The modern term Linguist is preferred (over Grammarian) because it refers to someone who studies and understands how language works as system from a scientific point of view (linguistics).
Traditional Grammarians are concerned with notions of “correctness” and their approach is prescriptive – laying down the law about what is right and wrong is usage. Early Birds are interested in how people actually use the language – a descriptive approach.
As well as grammar, the Linguist will consider the other two key systems that are lexis (vocabulary) and phonology (sound systems which include phonetics).
The Linguist is considered one of the meeting’s Evaluators as they are offering feedback, observation, critical thinking, analysis and even a few recommendations.
Taking on the Linguist role is an opportunity to develop one’s understanding and appreciation of language which might in turn develop one’s own writing style.
The role of the Linguist
The function of a Toastmasters Linguist will be to offer insight into how speakers use the language – well, effectively, and (sparingly) not so well. Therefore, the focus should be on how vividly, interestingly, stylishly, and personally (i.e. avoiding cliché), speakers use words (especially in terms of image, allegory, alliteration, analogy, aphorism, hyperbole, gravitas, metaphor & simile, onomatopoeia, oxymoron, paradox and other figures of speech).
Perhaps you may choose, during “your” meeting, to concentrate on one element and challenge the speakers to adopt it (but not use it as the word of the day); mould it and utilise it as they deliver!
Consider this: Style is not applied like icing to a cake but permeates like whisky that has been incorporated into the mixture and gives the cake its characteristic flavour.
Our Linguist should recognise how the use of language supports and reinforces what each speaker has to say.
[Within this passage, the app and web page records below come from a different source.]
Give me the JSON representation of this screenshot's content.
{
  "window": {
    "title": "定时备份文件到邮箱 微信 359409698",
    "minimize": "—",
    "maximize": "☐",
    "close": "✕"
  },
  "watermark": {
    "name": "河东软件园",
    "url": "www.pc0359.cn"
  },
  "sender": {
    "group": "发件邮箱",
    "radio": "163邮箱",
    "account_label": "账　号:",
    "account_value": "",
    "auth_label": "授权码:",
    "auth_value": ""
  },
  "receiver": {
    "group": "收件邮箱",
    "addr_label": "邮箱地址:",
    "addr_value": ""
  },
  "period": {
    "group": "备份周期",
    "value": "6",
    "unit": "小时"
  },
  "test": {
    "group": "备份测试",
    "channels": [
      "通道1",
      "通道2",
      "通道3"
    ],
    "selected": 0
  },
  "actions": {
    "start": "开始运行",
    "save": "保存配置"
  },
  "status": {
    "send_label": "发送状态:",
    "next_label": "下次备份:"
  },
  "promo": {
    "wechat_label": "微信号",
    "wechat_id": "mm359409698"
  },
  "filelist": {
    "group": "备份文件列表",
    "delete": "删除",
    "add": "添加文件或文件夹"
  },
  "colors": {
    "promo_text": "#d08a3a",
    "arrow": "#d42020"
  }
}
So, as Linguist, what you seek from today’s speakers is effective terminology, structure and a style that brings out the beauty of the English language. Let’s comment positively by identifying colourful word pictures and eulogising on descriptive oratory that harmonises the senses.
Being supportive can be very helpful and encouraging for the speakers.
The English language has a huge array of rhetorical devices that can add spice and impact, so it’s worth reading up (or refreshing your knowledge) on what you might listen out for. From alliteration to epizeuxis to zeugma, each changes the effectiveness of a message in a different way. The Linguist is there to help highlight and appreciate these fundamental tools of speech-craft. You can find information online at sites such as Virtual Salt.
The Word of the Day
The Word of the Day is a challenge issued by the Linguist to the audience to incorporate into their time on stage.
Choose a word that you’ve partially recognised – but you’re never quite sure of its meaning, e.g. from the unusual words that one glosses over when reading a book or article. Try not to pick one that’s so obscure that no one has ever heard of it. Pick a word that people can easily weave into their talk. Adjectives and adverbs are more adaptable than nouns or verbs, but feel free to select your own special word. If you know the theme for the meeting, this might help inspire your word selection.
Typically, the Linguist will have the Word of the Day written or printed out to use as a visual aid and displayed during the meeting. You could also include its part of speech (adjective, adverb, noun, etc.) and a brief definition. Consider where and how you’ll display it (or indeed them, if using more than one) as a reminder to the audience or speaker on stage.
Rhetorical Device of the Day
As an alternative to the Word of the Day you might want to give the challenge of a Rhetorical Device of the Day.
Choose a device encountered in your research that you found interesting. Try to pick a device that is adaptable and that you can explain clearly during your introduction.
On the Day
Before the meeting
• Arrive at 6:45AM!
During the meeting
Introducing Your Role
You’ll be called upon to describe your role and explain what you do. You typically have a minute and a half for this. You might want to:
- Explain the purpose of your role and why it is important.
- If using a Word of the Day pronounce the word clearly. Provide its definition and, perhaps, give an example of the word in a phrase or sentence.
- If using a Rhetorical Device of the Day, clearly describe how it is used, with examples and explain its effects.
- Explain that you will report back towards the end of the meeting.
- Expand – it’s a speech after all. Make it fun, philosophical, or something else!
- Place your Word of the Day in a clear location (or locations)
Presenting Your Feedback
- After the final Speech Evaluator you will have three minutes to present the interesting uses of language that you have noted.
- Feel free to be selective with what you report – you don’t need to comment on everyone on the agenda. Exploring fewer examples in more depth is more rewarding for an audience than lots of examples with no commentary.
- Be sure to recognise how each element supported and reinforced what the speaker had to say. Avoid simply listing words and phrases and saying that they were “good” – analyse their impact – why did they work? How did they work?